This meant I would generally stand outside of the freezer for a few minutes and mentally chart the shortest course to pick up what I needed, which would facilitate a quick retrieval and egress. With the exception of stationery stores, which I view as museums of contemporary business practices (and which have those sacred items, paper and writing materials, enshrined within), this is how I have since shopped for everything. I suspect most men do the same, despite never having had to enter a forty below blast freezer. It’s how we roll.
What follows is in no way meant to be a treatise on the subject. I really just wanted to share one instance I found entertaining and clever and perhaps say a word or two about the genre. I was, however, reminded just how pervasive this form of humor/wit is and a bit overwhelmed by the quantity (if not the quality) of examples available.
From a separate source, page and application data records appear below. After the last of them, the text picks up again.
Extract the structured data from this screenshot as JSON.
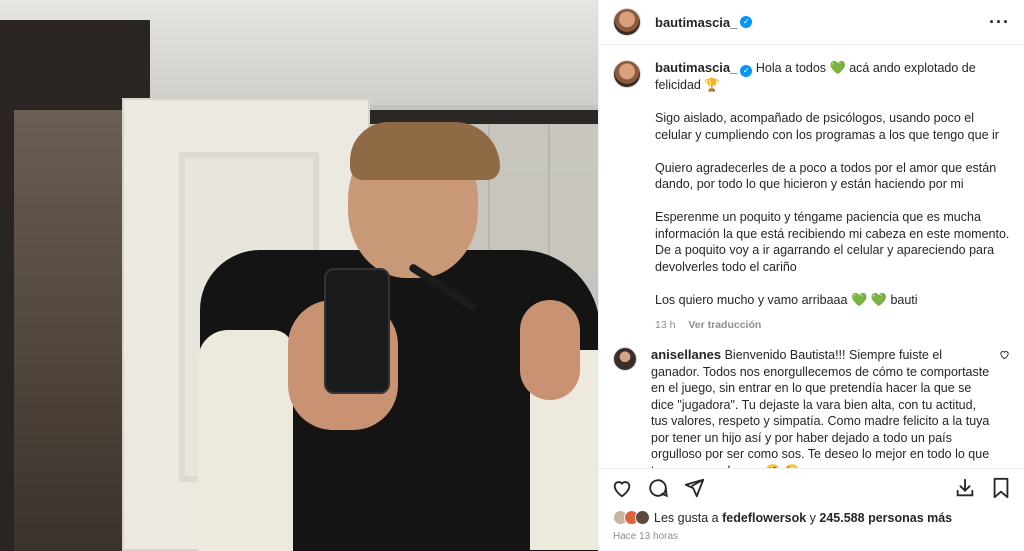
{
  "header": {
    "username": "bautimascia_"
  },
  "caption": {
    "username": "bautimascia_",
    "line1_a": "Hola a todos",
    "line1_b": "acá ando explotado de felicidad",
    "emoji_heart": "💚",
    "emoji_trophy": "🏆",
    "p1": "Sigo aislado, acompañado de psicólogos, usando poco el celular y cumpliendo con los programas a los que tengo que ir",
    "p2": "Quiero agradecerles de a poco a todos por el amor que están dando, por todo lo que hicieron y están haciendo por mi",
    "p3": "Esperenme un poquito y téngame paciencia que es mucha información la que está recibiendo mi cabeza en este momento. De a poquito voy a ir agarrando el celular y apareciendo para devolverles todo el cariño",
    "p4_a": "Los quiero mucho y vamo arribaaa",
    "p4_hearts": "💚 💚",
    "p4_b": "bauti",
    "time": "13 h",
    "translate": "Ver traducción"
  },
  "comment": {
    "username": "anisellanes",
    "text": "Bienvenido Bautista!!! Siempre fuiste el ganador. Todos nos enorgullecemos de cómo te comportaste en el juego, sin entrar en lo que pretendía hacer la que se dice \"jugadora\". Tu dejaste la vara bien alta, con tu actitud, tus valores, respeto y simpatía. Como madre felicito a la tuya por tener un hijo así y por haber dejado a todo un país orgulloso por ser como sos. Te deseo lo mejor en todo lo que te propongas hacer.",
    "emojis": "🤗 😘"
  },
  "likes": {
    "prefix": "Les gusta a",
    "user": "fedeflowersok",
    "joiner": "y",
    "count": "245.588 personas más"
  },
  "timestamp": "Hace 13 horas",
  "icons": [
    "heart-icon",
    "comment-icon",
    "share-icon",
    "download-icon",
    "bookmark-icon",
    "more-icon",
    "verified-icon"
  ],
  "colors": {
    "verified": "#0095f6",
    "heart": "#2fb863",
    "muted": "#8e8e8e"
  }
}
Please forgive me.
I came across this graphic and shared it with my friends on Facebook. It has proven to be quite popular, which makes me wonder about the reasons we call puns (or plays on words) the lowest form of humor, yet they seem to be universally enjoyed . . . even when they’re real groaners. I think this one is quite clever, though.
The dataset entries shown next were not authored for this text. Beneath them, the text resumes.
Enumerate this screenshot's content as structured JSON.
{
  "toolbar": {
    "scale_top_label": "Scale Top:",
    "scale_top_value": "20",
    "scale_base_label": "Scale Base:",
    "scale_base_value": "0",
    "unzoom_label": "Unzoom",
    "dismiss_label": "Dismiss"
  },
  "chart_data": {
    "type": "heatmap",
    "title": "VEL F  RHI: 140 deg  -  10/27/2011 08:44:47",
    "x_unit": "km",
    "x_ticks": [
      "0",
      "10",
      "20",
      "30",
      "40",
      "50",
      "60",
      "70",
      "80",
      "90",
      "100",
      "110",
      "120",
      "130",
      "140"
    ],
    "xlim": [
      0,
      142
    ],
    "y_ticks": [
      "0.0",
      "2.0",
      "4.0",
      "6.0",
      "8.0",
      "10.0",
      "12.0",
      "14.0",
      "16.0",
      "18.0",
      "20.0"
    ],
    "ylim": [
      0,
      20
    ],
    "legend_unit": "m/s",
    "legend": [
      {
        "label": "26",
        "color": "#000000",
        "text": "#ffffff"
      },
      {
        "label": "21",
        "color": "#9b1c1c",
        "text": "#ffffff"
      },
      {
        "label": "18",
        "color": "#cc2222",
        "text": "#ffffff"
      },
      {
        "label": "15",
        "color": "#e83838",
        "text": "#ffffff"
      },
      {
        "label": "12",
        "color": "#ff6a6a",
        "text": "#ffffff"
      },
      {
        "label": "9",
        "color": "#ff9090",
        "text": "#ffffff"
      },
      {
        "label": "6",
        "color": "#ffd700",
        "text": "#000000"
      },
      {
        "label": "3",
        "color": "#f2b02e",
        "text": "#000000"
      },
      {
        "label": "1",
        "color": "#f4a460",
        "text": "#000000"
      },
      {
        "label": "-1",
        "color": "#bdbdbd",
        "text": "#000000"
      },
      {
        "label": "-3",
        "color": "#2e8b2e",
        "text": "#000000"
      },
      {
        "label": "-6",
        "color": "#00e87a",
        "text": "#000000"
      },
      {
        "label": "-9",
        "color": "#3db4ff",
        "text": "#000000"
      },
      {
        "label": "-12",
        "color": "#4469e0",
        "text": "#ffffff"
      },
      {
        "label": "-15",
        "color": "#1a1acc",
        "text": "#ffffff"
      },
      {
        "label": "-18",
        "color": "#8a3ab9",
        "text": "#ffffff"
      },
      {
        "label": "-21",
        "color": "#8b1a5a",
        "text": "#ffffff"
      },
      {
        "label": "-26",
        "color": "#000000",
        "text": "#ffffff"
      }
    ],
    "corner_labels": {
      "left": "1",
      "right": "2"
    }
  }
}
Oscar Levant once suggested “A pun is the lowest form of humor—when you don’t think of it first.” I find great wisdom in that observation. Nothing evokes groans so much as a pun. Sometimes it seems the most clever ones are rewarded with the loudest groans; perhaps from jealousy. Who knows?
Wikipedia tells us the pun, “also called paronomasia, is a form of word play that suggests two or more meanings, by exploiting multiple meanings of words, or of similar-sounding words, for an intended humorous or rhetorical effect.” In its own, inimitable fashion, the entry goes on, and on, and on, describing everything from humorous puns, to rhetorical puns, to scientific and computing puns. Click on the link, above, and you’ll see what I mean.
A long time ago, in a galaxy far, far away I had friend who said he wanted to be the Chairman of the Revolutionary Committee to Purge Punsters – after the revolution, of course. He suggested his first trial would be against himself. People who really like punning are strange birds indeed.
I find it quite fascinating there is so much time and energy given to knocking puns, yet we seem to spend an equal amount of time making and enjoying them – and there’s no end to the availability of high (low?) quality puns out there. More food puns? Here are a few:
I found hundreds of these, as well as quite a few visual puns. Actually, most of the visual ones rely on words to help them out, as the following (it truly is bad; I know) attests:
Here’s a bit of a crossover pun I encountered. I found it searching specifically for food puns and I guess it is one. However, it also brings a bit of politics and current affairs into the mix.
Finally, here’s one I rather like despite it having absolutely nothing to do with food:
For good or bad, I’m quite certain I could go on for a very long time and not exhaust the material that’s out there, but I want to circle back to the item that precipitated this post in the first place, and leave you with the song that inspired it. So, here’s Annie Lennox singing Sweet Dreams. Enjoy!